Obese school-age kids and teens can lose weight or prevent further weight gain if they participate in medium- to high-intensity behavioral management programs, according to a new report released today by HHS' Agency for Healthcare Research and Quality.
Children in the medium- to high-intensity behavioral management programs studied met for more than 25 hours, usually once or twice a week, for 6 months to 12 months. Effective programs included techniques to improve dietary and physical activity habits, with some featuring strategies such as goal setting, problem solving and relapse prevention.
Researchers found that after completing weight management programs, obese children would weigh between 3 pounds and 23 pounds less, on average, than obese children not involved in such programs. Among those enrolled, the weight difference would be greatest among heavier children as well as in those enrolled in more intensive programs. Researchers also found that weight improvements could be maintained for up to a year after the program ended.
"Effective prevention is the best way to stem the childhood obesity epidemic, but we also have to find effective and healthy ways of helping our children and teens who already are obese get to a healthier weight," said AHRQ Director Carolyn M. Clancy, M.D. "AHRQ's new evidence report helps identify possible solutions."
About 17 percent of U.S. children and teenagers are obese, meaning they have a body mass index (a measure of weight adjusted for the height, age and sex of a child) at or above the 95th percentile for their age and sex. For example, a 16-year-old girl who is 5 feet 4 inches tall and weighs 168 pounds or more is considered obese. Obese children and adolescents are at higher risk for asthma, type 2 diabetes, fatty liver disease, sleep apnea and other weight-related medical problems. They may also suffer psychological harm from being stigmatized because of their appearance.
"Obese children and their families may be discouraged about their weight, but our review found there are programs out there that can help kids to either gain weight more slowly as they grow or, where appropriate, lose weight," said Evelyn Whitlock, M.D., M.P.H., Associate Director of the AHRQ-supported Oregon Evidence-based Practice Center at Kaiser Permanente's Center for Health Research in Portland that produced the report.
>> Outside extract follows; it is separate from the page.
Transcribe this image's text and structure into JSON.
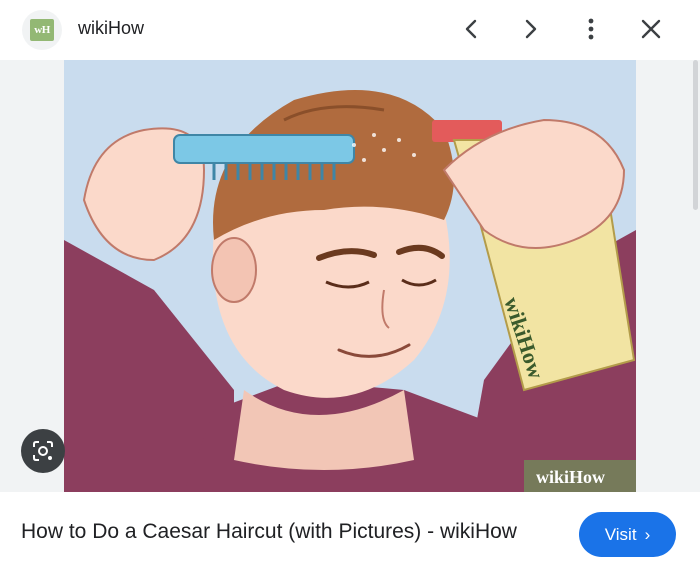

In a study of one high-intensity, 12-month program reviewed by the researchers, obese children 8 to 16 years old gained less than 1 pound on average, compared with obese kids the same age who gained nearly 17 pounds during the same time period. AHRQ's report found that intensive, health care-based programs generally had greater effects than school-based programs. For example, the report found that obese 12-year-olds in a medium- to high-intensity health care program would weigh 17 to 18 pounds less than their obese peers. In contrast, children enrolled in school-based programs would end up weighing only 4 pounds less than their obese peers.
The report also showed that adding prescription drugs to a behavioral weight management program helped extremely obese adolescents lose weight. However, no studies evaluated maintenance of weight loss after drug treatment ended.
The two primary drugs reviewed were sibutramine (Meridia), which is an appetite suppressant, and orlistat (Xenical), which helps block fat absorption. In one 12-month study, adolescents taking sibutramine as part of a weight management program lost an average of 14 pounds, compared with a 4.2-pound weight gain among those who took a placebo. In another trial, adolescents who took orlistat as part of their weight management program gained an average of 1.2 pounds, compared with their peers who took a placebo and gained nearly 7 pounds.
While there were no reported harms from behavioral intervention alone, there were side effects from prescription drugs. These included mild increases in heart rate or blood pressure from the use of sibutramine. Among those taking orlistat, up to one-third reported abdominal pain, oily spotting or fecal urgency; 9 percent reported fecal incontinence.
The researchers also reviewed the effectiveness of weight-reduction surgery on morbidly obese adolescents who had a BMI of 41 or greater. Although the evidence is limited, results suggest moderate to substantial weight loss. The surgery can resolve weight-related medical problems such as sleep apnea and asthma. However, greater short-term risks are associated with surgery, and few cases have been followed more than 1 year.
The new report, Effectiveness of Weight Management Programs in Children and Adolescents, is available at http://www.ahrq.gov/research/findings/evidence-based-reports/chwghttp.html. Copies of the report may be ordered free of charge by calling the AHRQ Publications Clearinghouse at 1-800-358-9295 or sending an E-mail to AHRQPubs@ahrq.hhs.gov. For information on how children's and teenagers weight is assessed and a BMI calculator to use for them, go to http://apps.nccd.cdc.gov/dnpabmi/Calculator.aspx.
Note to Editors: AHRQ also has a free DVD for families and children age 5 to 9 called Max's Magical Delivery: Fit for Kids. The 30-minute DVD teaches children and their parents about smart eating and physical activity. Copies are available by calling 1-800-358-9295 or E-mailing AHRQPubs@ahrq.hhs.gov.
For more information, please contact AHRQ Public Affairs: (301) 427-1539 or (301) 427-1839.